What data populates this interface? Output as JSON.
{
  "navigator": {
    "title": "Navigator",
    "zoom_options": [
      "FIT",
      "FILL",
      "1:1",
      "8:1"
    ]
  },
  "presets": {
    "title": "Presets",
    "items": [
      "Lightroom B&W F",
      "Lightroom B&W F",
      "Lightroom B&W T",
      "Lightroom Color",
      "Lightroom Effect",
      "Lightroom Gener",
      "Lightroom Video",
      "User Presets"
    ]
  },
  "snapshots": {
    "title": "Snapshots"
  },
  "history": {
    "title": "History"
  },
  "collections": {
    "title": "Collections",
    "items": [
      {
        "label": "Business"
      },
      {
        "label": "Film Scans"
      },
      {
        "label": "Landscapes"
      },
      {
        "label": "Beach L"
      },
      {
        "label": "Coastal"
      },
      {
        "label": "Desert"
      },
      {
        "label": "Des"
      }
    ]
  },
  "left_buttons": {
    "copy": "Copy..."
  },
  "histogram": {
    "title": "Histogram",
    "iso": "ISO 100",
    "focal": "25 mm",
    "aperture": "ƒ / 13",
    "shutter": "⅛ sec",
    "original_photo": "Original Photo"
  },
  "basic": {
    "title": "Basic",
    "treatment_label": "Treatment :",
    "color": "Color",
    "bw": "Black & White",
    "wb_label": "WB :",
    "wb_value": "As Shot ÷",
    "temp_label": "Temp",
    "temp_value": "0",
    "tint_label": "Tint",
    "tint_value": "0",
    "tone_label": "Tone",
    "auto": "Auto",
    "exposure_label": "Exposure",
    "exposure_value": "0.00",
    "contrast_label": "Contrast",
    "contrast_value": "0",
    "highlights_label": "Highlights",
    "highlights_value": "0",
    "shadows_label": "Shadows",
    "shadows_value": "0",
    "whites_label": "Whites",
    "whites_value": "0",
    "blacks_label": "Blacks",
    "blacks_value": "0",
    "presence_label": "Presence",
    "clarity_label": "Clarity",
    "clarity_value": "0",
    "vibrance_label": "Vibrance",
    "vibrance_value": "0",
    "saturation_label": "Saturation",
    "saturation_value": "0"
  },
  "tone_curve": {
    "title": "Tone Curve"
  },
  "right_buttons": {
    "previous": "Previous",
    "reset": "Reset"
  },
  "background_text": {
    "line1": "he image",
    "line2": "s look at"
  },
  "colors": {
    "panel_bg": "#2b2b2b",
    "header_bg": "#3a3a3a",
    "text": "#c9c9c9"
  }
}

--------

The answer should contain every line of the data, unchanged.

What data populates this interface? Output as JSON.
{
  "navigator": {
    "title": "Navigator",
    "zoom_options": [
      "FIT",
      "FILL",
      "1:1",
      "8:1"
    ]
  },
  "presets": {
    "title": "Presets",
    "items": [
      "Lightroom B&W F",
      "Lightroom B&W F",
      "Lightroom B&W T",
      "Lightroom Color",
      "Lightroom Effect",
      "Lightroom Gener",
      "Lightroom Video",
      "User Presets"
    ]
  },
  "snapshots": {
    "title": "Snapshots"
  },
  "history": {
    "title": "History"
  },
  "collections": {
    "title": "Collections",
    "items": [
      {
        "label": "Business"
      },
      {
        "label": "Film Scans"
      },
      {
        "label": "Landscapes"
      },
      {
        "label": "Beach L"
      },
      {
        "label": "Coastal"
      },
      {
        "label": "Desert"
      },
      {
        "label": "Des"
      }
    ]
  },
  "left_buttons": {
    "copy": "Copy..."
  },
  "histogram": {
    "title": "Histogram",
    "iso": "ISO 100",
    "focal": "25 mm",
    "aperture": "ƒ / 13",
    "shutter": "⅛ sec",
    "original_photo": "Original Photo"
  },
  "basic": {
    "title": "Basic",
    "treatment_label": "Treatment :",
    "color": "Color",
    "bw": "Black & White",
    "wb_label": "WB :",
    "wb_value": "As Shot ÷",
    "temp_label": "Temp",
    "temp_value": "0",
    "tint_label": "Tint",
    "tint_value": "0",
    "tone_label": "Tone",
    "auto": "Auto",
    "exposure_label": "Exposure",
    "exposure_value": "0.00",
    "contrast_label": "Contrast",
    "contrast_value": "0",
    "highlights_label": "Highlights",
    "highlights_value": "0",
    "shadows_label": "Shadows",
    "shadows_value": "0",
    "whites_label": "Whites",
    "whites_value": "0",
    "blacks_label": "Blacks",
    "blacks_value": "0",
    "presence_label": "Presence",
    "clarity_label": "Clarity",
    "clarity_value": "0",
    "vibrance_label": "Vibrance",
    "vibrance_value": "0",
    "saturation_label": "Saturation",
    "saturation_value": "0"
  },
  "tone_curve": {
    "title": "Tone Curve"
  },
  "right_buttons": {
    "previous": "Previous",
    "reset": "Reset"
  },
  "background_text": {
    "line1": "he image",
    "line2": "s look at"
  },
  "colors": {
    "panel_bg": "#2b2b2b",
    "header_bg": "#3a3a3a",
    "text": "#c9c9c9"
  }
}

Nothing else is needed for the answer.